What the task requires: If a line in the records below contains the word "time", copy it out.

Data section:
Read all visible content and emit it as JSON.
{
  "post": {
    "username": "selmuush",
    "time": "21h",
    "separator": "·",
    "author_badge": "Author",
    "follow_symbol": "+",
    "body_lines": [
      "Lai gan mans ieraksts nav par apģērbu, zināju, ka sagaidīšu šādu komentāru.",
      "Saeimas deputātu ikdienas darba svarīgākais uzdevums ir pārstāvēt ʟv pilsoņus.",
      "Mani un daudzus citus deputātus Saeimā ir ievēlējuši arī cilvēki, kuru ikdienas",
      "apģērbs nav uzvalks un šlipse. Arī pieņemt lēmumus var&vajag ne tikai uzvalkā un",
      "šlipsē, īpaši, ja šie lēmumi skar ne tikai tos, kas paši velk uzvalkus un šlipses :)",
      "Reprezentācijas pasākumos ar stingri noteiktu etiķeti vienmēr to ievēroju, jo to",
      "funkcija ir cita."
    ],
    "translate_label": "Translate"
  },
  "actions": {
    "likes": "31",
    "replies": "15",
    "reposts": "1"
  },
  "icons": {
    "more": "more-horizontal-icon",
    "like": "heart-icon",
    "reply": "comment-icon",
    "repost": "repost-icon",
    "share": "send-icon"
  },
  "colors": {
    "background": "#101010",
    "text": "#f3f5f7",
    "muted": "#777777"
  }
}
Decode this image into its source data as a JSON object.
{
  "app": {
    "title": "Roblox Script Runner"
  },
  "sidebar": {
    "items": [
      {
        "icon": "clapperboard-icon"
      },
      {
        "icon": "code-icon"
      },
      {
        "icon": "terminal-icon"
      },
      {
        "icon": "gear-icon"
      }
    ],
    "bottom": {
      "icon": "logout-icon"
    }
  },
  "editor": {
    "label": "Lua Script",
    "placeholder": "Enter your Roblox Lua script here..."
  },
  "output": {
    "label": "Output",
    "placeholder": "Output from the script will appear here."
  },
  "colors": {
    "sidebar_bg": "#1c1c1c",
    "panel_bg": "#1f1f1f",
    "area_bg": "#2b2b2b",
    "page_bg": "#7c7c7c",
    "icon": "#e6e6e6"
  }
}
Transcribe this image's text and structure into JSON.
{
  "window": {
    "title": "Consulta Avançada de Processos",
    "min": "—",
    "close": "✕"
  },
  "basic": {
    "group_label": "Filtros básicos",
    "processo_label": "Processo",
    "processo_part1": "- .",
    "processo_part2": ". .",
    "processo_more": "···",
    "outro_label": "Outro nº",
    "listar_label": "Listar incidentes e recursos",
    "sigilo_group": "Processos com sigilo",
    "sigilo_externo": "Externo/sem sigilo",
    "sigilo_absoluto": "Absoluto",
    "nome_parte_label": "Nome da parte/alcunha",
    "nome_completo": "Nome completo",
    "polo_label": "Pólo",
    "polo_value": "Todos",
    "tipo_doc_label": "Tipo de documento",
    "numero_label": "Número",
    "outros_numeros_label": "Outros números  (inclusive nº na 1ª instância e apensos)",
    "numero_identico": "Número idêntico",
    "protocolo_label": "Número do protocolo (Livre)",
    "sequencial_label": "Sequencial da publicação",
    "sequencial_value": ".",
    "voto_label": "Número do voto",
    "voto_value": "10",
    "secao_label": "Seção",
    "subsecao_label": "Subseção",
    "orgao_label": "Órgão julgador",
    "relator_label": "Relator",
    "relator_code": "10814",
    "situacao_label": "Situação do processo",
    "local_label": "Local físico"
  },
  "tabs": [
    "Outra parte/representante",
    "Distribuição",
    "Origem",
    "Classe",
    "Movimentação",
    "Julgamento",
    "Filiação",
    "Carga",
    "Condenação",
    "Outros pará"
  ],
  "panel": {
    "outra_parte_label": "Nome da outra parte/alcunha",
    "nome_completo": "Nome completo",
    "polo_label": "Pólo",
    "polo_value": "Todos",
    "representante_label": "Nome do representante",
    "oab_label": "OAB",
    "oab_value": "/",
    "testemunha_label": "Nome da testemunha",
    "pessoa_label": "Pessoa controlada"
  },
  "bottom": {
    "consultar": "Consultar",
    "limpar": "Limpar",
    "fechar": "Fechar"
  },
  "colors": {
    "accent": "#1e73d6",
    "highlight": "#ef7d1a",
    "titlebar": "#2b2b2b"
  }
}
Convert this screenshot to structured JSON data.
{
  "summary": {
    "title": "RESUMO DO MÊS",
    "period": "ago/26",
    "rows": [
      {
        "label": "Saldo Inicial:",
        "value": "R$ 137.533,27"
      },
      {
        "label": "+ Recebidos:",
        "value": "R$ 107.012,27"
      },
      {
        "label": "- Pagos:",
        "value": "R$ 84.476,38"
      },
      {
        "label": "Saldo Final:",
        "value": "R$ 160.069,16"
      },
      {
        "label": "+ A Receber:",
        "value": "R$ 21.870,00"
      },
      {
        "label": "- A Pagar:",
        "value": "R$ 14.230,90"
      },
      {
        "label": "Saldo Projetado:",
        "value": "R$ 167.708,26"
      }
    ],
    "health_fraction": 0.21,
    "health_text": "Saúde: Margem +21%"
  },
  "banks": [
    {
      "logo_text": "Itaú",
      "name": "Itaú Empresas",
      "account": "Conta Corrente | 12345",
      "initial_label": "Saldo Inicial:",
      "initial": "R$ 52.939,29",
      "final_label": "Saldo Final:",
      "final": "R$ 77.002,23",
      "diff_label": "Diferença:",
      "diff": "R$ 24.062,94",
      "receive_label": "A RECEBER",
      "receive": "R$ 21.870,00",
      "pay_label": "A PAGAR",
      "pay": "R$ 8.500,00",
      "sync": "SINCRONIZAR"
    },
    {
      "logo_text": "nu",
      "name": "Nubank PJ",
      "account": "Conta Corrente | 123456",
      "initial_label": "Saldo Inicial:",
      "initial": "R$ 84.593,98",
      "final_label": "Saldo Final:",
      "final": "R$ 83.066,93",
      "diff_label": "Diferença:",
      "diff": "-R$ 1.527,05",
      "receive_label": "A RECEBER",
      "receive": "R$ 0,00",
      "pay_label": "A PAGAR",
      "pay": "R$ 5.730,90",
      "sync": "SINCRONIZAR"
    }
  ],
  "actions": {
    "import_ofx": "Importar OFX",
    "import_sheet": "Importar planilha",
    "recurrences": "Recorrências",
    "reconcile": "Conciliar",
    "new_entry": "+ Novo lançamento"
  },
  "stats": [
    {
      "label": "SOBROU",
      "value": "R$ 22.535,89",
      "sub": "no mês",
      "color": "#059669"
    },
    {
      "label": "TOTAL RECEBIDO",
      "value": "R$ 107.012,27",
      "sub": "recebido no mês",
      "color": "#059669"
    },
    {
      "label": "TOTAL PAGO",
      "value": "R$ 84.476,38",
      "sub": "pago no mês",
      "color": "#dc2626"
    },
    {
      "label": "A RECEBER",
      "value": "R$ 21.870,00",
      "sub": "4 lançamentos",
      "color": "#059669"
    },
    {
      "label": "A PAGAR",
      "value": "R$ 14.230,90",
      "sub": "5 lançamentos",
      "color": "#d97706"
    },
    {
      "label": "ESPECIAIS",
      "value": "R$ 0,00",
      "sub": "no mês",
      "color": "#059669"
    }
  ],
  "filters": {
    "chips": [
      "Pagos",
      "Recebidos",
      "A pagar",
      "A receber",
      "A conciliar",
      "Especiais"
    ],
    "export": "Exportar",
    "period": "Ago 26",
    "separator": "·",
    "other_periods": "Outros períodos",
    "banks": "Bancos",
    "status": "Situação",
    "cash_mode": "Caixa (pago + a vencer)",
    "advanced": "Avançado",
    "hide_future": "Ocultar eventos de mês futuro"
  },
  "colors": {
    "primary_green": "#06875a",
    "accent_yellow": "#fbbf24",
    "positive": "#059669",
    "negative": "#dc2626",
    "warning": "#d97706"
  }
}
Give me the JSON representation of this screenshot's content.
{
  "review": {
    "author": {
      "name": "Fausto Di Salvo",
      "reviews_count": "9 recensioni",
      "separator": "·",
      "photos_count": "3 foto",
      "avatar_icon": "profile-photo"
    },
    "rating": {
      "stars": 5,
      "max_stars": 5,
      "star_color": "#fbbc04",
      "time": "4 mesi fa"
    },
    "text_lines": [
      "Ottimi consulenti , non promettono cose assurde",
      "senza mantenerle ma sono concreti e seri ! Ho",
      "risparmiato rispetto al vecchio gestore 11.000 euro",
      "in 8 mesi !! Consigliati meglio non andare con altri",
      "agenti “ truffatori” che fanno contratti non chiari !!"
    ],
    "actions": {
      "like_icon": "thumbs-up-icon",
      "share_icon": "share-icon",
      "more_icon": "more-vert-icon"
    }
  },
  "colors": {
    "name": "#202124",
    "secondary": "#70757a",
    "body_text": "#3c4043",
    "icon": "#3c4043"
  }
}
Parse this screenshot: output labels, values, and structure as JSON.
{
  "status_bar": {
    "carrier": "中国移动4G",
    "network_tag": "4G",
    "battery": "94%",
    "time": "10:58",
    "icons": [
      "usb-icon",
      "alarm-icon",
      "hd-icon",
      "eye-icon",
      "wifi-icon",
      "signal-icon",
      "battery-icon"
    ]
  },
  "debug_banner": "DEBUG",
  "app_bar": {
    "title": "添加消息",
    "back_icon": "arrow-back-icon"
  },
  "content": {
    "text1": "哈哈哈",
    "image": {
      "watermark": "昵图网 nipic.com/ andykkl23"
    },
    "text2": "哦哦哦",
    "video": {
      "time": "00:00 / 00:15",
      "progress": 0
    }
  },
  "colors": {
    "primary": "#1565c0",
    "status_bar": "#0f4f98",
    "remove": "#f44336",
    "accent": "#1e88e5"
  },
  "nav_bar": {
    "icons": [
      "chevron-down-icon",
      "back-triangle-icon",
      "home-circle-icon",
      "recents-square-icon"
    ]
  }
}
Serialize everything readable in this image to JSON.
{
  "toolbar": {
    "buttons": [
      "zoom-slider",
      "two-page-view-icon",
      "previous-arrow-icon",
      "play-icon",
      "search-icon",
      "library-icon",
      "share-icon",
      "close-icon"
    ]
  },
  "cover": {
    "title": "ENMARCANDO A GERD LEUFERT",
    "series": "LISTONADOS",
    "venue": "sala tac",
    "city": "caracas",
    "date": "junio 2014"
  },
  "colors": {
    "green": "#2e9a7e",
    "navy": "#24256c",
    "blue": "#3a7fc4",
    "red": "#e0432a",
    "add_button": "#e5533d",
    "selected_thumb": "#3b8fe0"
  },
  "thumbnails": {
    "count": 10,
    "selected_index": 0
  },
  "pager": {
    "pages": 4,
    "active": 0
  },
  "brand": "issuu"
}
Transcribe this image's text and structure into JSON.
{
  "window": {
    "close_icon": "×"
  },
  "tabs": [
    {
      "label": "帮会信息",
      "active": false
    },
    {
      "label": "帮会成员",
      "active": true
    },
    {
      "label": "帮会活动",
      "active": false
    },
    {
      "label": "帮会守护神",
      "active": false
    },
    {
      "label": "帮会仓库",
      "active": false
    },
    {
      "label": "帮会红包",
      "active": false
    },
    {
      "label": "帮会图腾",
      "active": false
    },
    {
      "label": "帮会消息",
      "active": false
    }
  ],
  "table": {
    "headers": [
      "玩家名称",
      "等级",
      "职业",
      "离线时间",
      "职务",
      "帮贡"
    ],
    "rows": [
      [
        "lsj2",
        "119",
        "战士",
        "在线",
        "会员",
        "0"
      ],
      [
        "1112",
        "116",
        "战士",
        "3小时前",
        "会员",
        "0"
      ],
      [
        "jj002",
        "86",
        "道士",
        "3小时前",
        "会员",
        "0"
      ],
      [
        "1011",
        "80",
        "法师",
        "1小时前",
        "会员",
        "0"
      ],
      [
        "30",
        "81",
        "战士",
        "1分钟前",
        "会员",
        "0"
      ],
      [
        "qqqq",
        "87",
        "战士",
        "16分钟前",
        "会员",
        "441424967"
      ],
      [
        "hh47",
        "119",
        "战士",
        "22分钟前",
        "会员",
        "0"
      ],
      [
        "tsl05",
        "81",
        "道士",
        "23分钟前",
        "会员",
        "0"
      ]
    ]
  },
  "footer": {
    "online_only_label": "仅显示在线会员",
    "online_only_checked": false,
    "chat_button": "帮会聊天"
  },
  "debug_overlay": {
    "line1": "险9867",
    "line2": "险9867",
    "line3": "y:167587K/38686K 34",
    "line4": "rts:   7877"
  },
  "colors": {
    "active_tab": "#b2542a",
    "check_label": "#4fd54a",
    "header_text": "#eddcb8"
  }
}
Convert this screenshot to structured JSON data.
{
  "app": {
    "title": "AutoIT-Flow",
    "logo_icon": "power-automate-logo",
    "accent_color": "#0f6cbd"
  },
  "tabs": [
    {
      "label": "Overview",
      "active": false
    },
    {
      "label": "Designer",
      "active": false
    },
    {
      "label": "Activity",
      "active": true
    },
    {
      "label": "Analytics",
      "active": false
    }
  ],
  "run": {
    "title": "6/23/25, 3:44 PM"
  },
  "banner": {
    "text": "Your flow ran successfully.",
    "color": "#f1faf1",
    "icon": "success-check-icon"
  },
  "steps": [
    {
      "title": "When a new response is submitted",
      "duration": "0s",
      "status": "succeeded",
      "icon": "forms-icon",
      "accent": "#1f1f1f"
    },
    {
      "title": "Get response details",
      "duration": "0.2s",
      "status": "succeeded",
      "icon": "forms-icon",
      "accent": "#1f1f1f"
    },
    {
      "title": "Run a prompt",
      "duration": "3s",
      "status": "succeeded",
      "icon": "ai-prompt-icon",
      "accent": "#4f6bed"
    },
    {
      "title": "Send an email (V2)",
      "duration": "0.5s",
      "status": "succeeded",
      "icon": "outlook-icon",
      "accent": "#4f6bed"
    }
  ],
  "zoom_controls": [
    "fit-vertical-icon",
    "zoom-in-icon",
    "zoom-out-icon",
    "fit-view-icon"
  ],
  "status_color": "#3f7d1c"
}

Exercise result:
    "time": "21h",
      "time": "4 mesi fa"
    "time": "10:58",
      "time": "00:00 / 00:15",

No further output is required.